When I sat down to do our normal style review, I realized that it wasn’t really fair for this particular release. First of all, the release was originally intended to play as one half of a double-feature, backed with the equally ridiculous Italian-American knockoff picture Cruel Jaws — I’ll leave it to your imaginations to hazard a guess as to what film the latter takes influence from. When Scream Factory realized that the rights for Cruel Jaws were complicated by the fact that the film utilizes footage from the Jaws series, among other films, they decided to release Exterminators of the Year 3000 as a standalone film. Granted, the film itself is enough to warrant the release but it does lead to an overall lack in terms of features. Scream Factory is generally more than gracious when it comes to supplemental featurettes, so we are more than understanding why this package comes in slim.

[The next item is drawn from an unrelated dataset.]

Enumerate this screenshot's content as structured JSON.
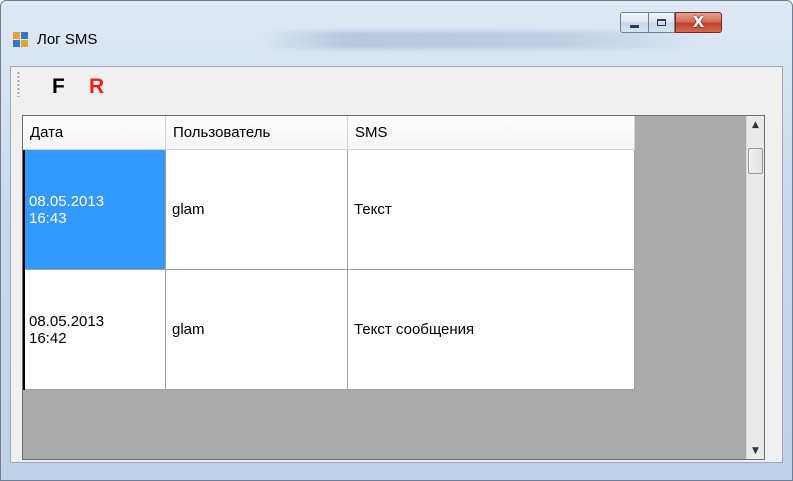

For those who aren’t aware, Exterminators of the Year 3000 comes off a long lineage of Italian Road Warrior knock-offs, sharing screen time with other cult favorites like Escape from the Bronx, 2019: After the Fall of New York, and more. Where the aforementioned titles fuse Mad Max with The Warriors and Escape from New York, Exterminators plays off as an almost beat-for-beat reimagining of Road Warrior. The plot, thus, goes through the expected beats in all the right places. When massive droughts transform the earth into a giant desert wasteland, humanity de-evolves into a barbaric lifestyle. The fate of humanity rests in the hands of a small community of individuals set on reinvigorating life, but when their expedition to recover a reservoir fails, that fate is transferred into the hands of a young boy and treacherous loner named Alien. What is really fascinating about the film are the elements that aren’t really developed — in particular, the mutants who guard the water reservoir. By their costumes, it is implied that they are perhaps the remnants of some nuclear fallout, but it is never explicit. It may seem strange to say this about a movie that is so clearly a knockoff, but Exterminators of the Year 3000 is a film of ideas, sometimes so many that it has a hard time working through them.
So…what is a mother-grabber you may ask? Well, to be honest, I am not totally sure. I guess you can take it literally and say it is someone who grabs mothers. The more appropriate response would be that it is the favorite phrase of Exterminators of the Year 3000’s prime villain, Crazy Bull. The term is far from singular in terms of its usage, and Crazy Bull is more than liberal in his uttering of it. In fact, it is fair to say that almost every character to cross Crazy Bull’s path — be they friend or foe — will inevitably be called a mother-grabber. Crazy Bull is probably the biggest payoff the film, garnishing genuine laughs with every bit of screen time. It is as if a rejected Steven Segal stunt double dressed in a cheap Mad Max costume, and while that may sound like anything but a compliment, for this particular film it is a crowning achievement.
To be fair, for as much as Exterminators gets its best play as a fun piece emerging from a fascinating period of Italian cinema, there are some genuine moments in it. This may surprise some but I found Robert Iannucci, as Alien, to be rather impressive. Generally with these kinds of films, the lead is either stoic to a fault, or spends their entire screen time chewing the scenery. Iannucci finds a middle ground between these poles. For a rather low budget film, the set design is surprisingly great. From the run down colony to the nuclear water reservoir, the sets help to ground the film and make it — at least somewhat — believable. Additionally, while the film is not terribly action packed, Giuliano Carnimeo (known more for his spaghetti westerns) does do a fine job directing the film’s larger actions scenes, in particular the film’s open. The finest aspect to emerge from Exterminators, however, is the film’s score by Detto Mariano. Mariano’s score captures a lot of elements from many of my favorite composers including Goblin, Tangerine Dream, and Ennio Moricone. In fact, I am pleased to see that the record will be getting a rerelease on vinyl soon by Berlin-based label Private Records. While the film certainly has its scuffs and is far from perfect, it is hard to imagine that genre fans won’t have fun with this one.